WHAT TO DO:
All records below are to be set down exactly, each character intact.

Dataset rows for apps and sites:

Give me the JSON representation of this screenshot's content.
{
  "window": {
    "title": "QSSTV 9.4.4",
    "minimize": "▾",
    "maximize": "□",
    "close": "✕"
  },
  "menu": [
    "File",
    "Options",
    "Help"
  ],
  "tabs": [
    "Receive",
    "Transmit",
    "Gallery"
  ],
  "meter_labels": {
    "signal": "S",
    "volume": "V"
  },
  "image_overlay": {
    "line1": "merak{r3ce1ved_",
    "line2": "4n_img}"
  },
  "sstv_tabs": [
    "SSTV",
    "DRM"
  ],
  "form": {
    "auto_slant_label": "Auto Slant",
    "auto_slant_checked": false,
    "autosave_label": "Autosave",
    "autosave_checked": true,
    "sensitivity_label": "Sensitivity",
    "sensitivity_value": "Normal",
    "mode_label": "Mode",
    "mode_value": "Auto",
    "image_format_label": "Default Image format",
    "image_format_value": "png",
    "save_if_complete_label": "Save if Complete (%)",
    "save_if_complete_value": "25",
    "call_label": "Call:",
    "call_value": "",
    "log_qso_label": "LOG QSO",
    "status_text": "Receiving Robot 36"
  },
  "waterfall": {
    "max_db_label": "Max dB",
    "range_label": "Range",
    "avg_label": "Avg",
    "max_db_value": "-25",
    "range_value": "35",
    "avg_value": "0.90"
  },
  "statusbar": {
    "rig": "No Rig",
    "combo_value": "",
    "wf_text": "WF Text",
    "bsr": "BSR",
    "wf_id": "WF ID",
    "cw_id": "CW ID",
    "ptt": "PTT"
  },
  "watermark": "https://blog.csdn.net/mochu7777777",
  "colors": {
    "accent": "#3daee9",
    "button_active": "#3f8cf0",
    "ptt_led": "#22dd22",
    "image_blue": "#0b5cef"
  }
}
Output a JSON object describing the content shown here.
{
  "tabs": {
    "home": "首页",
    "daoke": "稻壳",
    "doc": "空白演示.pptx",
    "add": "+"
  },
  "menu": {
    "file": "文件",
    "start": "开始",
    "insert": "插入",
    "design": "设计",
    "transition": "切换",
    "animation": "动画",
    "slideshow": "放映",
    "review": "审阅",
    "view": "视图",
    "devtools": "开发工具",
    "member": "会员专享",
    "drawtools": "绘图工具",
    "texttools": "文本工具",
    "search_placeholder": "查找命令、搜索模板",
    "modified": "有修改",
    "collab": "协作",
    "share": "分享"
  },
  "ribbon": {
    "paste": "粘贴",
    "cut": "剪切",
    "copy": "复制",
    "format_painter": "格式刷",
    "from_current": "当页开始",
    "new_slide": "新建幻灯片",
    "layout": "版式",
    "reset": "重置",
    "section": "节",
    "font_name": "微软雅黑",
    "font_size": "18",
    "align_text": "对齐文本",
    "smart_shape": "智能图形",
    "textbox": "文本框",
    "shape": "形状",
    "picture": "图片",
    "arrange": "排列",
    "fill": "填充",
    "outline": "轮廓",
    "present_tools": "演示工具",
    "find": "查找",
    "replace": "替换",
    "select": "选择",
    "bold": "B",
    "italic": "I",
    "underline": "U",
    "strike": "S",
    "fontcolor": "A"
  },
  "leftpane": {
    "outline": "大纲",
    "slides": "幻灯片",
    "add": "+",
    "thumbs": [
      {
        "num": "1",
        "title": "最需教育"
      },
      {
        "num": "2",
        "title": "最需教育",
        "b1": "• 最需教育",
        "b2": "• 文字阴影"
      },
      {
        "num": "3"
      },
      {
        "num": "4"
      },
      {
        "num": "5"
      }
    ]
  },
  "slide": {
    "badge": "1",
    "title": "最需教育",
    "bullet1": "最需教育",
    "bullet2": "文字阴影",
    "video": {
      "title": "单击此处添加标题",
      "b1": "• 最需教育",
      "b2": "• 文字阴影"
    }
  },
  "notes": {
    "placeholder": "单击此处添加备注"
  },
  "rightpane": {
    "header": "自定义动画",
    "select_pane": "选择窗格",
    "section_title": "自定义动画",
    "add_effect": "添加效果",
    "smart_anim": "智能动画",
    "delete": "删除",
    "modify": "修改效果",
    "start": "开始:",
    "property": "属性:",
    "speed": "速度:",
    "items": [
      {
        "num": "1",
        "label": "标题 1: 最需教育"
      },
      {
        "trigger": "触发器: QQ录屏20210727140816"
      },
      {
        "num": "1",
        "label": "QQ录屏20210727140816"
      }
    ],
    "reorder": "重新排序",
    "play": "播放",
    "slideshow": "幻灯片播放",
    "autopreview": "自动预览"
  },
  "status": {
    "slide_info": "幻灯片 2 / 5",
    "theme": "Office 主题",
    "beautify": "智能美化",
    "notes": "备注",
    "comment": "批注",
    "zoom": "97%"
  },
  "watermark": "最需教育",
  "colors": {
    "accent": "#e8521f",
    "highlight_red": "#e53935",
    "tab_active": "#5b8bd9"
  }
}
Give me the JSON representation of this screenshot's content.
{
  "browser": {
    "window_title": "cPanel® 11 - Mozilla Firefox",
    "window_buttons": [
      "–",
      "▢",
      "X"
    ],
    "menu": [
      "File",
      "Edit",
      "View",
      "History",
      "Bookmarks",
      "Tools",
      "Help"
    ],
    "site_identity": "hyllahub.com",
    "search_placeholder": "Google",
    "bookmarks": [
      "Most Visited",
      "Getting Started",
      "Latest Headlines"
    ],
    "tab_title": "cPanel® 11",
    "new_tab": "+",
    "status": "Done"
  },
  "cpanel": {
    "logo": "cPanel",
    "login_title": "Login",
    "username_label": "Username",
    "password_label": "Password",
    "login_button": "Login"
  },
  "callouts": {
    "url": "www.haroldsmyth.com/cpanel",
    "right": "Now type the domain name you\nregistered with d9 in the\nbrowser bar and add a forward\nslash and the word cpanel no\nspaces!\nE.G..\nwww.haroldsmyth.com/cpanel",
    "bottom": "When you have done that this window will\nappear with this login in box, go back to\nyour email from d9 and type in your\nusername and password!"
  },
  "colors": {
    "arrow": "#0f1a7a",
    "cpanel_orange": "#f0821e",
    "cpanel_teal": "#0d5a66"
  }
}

ANSWER SECTION:
Give me the JSON representation of this screenshot's content.
{
  "window": {
    "title": "QSSTV 9.4.4",
    "minimize": "▾",
    "maximize": "□",
    "close": "✕"
  },
  "menu": [
    "File",
    "Options",
    "Help"
  ],
  "tabs": [
    "Receive",
    "Transmit",
    "Gallery"
  ],
  "meter_labels": {
    "signal": "S",
    "volume": "V"
  },
  "image_overlay": {
    "line1": "merak{r3ce1ved_",
    "line2": "4n_img}"
  },
  "sstv_tabs": [
    "SSTV",
    "DRM"
  ],
  "form": {
    "auto_slant_label": "Auto Slant",
    "auto_slant_checked": false,
    "autosave_label": "Autosave",
    "autosave_checked": true,
    "sensitivity_label": "Sensitivity",
    "sensitivity_value": "Normal",
    "mode_label": "Mode",
    "mode_value": "Auto",
    "image_format_label": "Default Image format",
    "image_format_value": "png",
    "save_if_complete_label": "Save if Complete (%)",
    "save_if_complete_value": "25",
    "call_label": "Call:",
    "call_value": "",
    "log_qso_label": "LOG QSO",
    "status_text": "Receiving Robot 36"
  },
  "waterfall": {
    "max_db_label": "Max dB",
    "range_label": "Range",
    "avg_label": "Avg",
    "max_db_value": "-25",
    "range_value": "35",
    "avg_value": "0.90"
  },
  "statusbar": {
    "rig": "No Rig",
    "combo_value": "",
    "wf_text": "WF Text",
    "bsr": "BSR",
    "wf_id": "WF ID",
    "cw_id": "CW ID",
    "ptt": "PTT"
  },
  "watermark": "https://blog.csdn.net/mochu7777777",
  "colors": {
    "accent": "#3daee9",
    "button_active": "#3f8cf0",
    "ptt_led": "#22dd22",
    "image_blue": "#0b5cef"
  }
}
Output a JSON object describing the content shown here.
{
  "tabs": {
    "home": "首页",
    "daoke": "稻壳",
    "doc": "空白演示.pptx",
    "add": "+"
  },
  "menu": {
    "file": "文件",
    "start": "开始",
    "insert": "插入",
    "design": "设计",
    "transition": "切换",
    "animation": "动画",
    "slideshow": "放映",
    "review": "审阅",
    "view": "视图",
    "devtools": "开发工具",
    "member": "会员专享",
    "drawtools": "绘图工具",
    "texttools": "文本工具",
    "search_placeholder": "查找命令、搜索模板",
    "modified": "有修改",
    "collab": "协作",
    "share": "分享"
  },
  "ribbon": {
    "paste": "粘贴",
    "cut": "剪切",
    "copy": "复制",
    "format_painter": "格式刷",
    "from_current": "当页开始",
    "new_slide": "新建幻灯片",
    "layout": "版式",
    "reset": "重置",
    "section": "节",
    "font_name": "微软雅黑",
    "font_size": "18",
    "align_text": "对齐文本",
    "smart_shape": "智能图形",
    "textbox": "文本框",
    "shape": "形状",
    "picture": "图片",
    "arrange": "排列",
    "fill": "填充",
    "outline": "轮廓",
    "present_tools": "演示工具",
    "find": "查找",
    "replace": "替换",
    "select": "选择",
    "bold": "B",
    "italic": "I",
    "underline": "U",
    "strike": "S",
    "fontcolor": "A"
  },
  "leftpane": {
    "outline": "大纲",
    "slides": "幻灯片",
    "add": "+",
    "thumbs": [
      {
        "num": "1",
        "title": "最需教育"
      },
      {
        "num": "2",
        "title": "最需教育",
        "b1": "• 最需教育",
        "b2": "• 文字阴影"
      },
      {
        "num": "3"
      },
      {
        "num": "4"
      },
      {
        "num": "5"
      }
    ]
  },
  "slide": {
    "badge": "1",
    "title": "最需教育",
    "bullet1": "最需教育",
    "bullet2": "文字阴影",
    "video": {
      "title": "单击此处添加标题",
      "b1": "• 最需教育",
      "b2": "• 文字阴影"
    }
  },
  "notes": {
    "placeholder": "单击此处添加备注"
  },
  "rightpane": {
    "header": "自定义动画",
    "select_pane": "选择窗格",
    "section_title": "自定义动画",
    "add_effect": "添加效果",
    "smart_anim": "智能动画",
    "delete": "删除",
    "modify": "修改效果",
    "start": "开始:",
    "property": "属性:",
    "speed": "速度:",
    "items": [
      {
        "num": "1",
        "label": "标题 1: 最需教育"
      },
      {
        "trigger": "触发器: QQ录屏20210727140816"
      },
      {
        "num": "1",
        "label": "QQ录屏20210727140816"
      }
    ],
    "reorder": "重新排序",
    "play": "播放",
    "slideshow": "幻灯片播放",
    "autopreview": "自动预览"
  },
  "status": {
    "slide_info": "幻灯片 2 / 5",
    "theme": "Office 主题",
    "beautify": "智能美化",
    "notes": "备注",
    "comment": "批注",
    "zoom": "97%"
  },
  "watermark": "最需教育",
  "colors": {
    "accent": "#e8521f",
    "highlight_red": "#e53935",
    "tab_active": "#5b8bd9"
  }
}
Give me the JSON representation of this screenshot's content.
{
  "browser": {
    "window_title": "cPanel® 11 - Mozilla Firefox",
    "window_buttons": [
      "–",
      "▢",
      "X"
    ],
    "menu": [
      "File",
      "Edit",
      "View",
      "History",
      "Bookmarks",
      "Tools",
      "Help"
    ],
    "site_identity": "hyllahub.com",
    "search_placeholder": "Google",
    "bookmarks": [
      "Most Visited",
      "Getting Started",
      "Latest Headlines"
    ],
    "tab_title": "cPanel® 11",
    "new_tab": "+",
    "status": "Done"
  },
  "cpanel": {
    "logo": "cPanel",
    "login_title": "Login",
    "username_label": "Username",
    "password_label": "Password",
    "login_button": "Login"
  },
  "callouts": {
    "url": "www.haroldsmyth.com/cpanel",
    "right": "Now type the domain name you\nregistered with d9 in the\nbrowser bar and add a forward\nslash and the word cpanel no\nspaces!\nE.G..\nwww.haroldsmyth.com/cpanel",
    "bottom": "When you have done that this window will\nappear with this login in box, go back to\nyour email from d9 and type in your\nusername and password!"
  },
  "colors": {
    "arrow": "#0f1a7a",
    "cpanel_orange": "#f0821e",
    "cpanel_teal": "#0d5a66"
  }
}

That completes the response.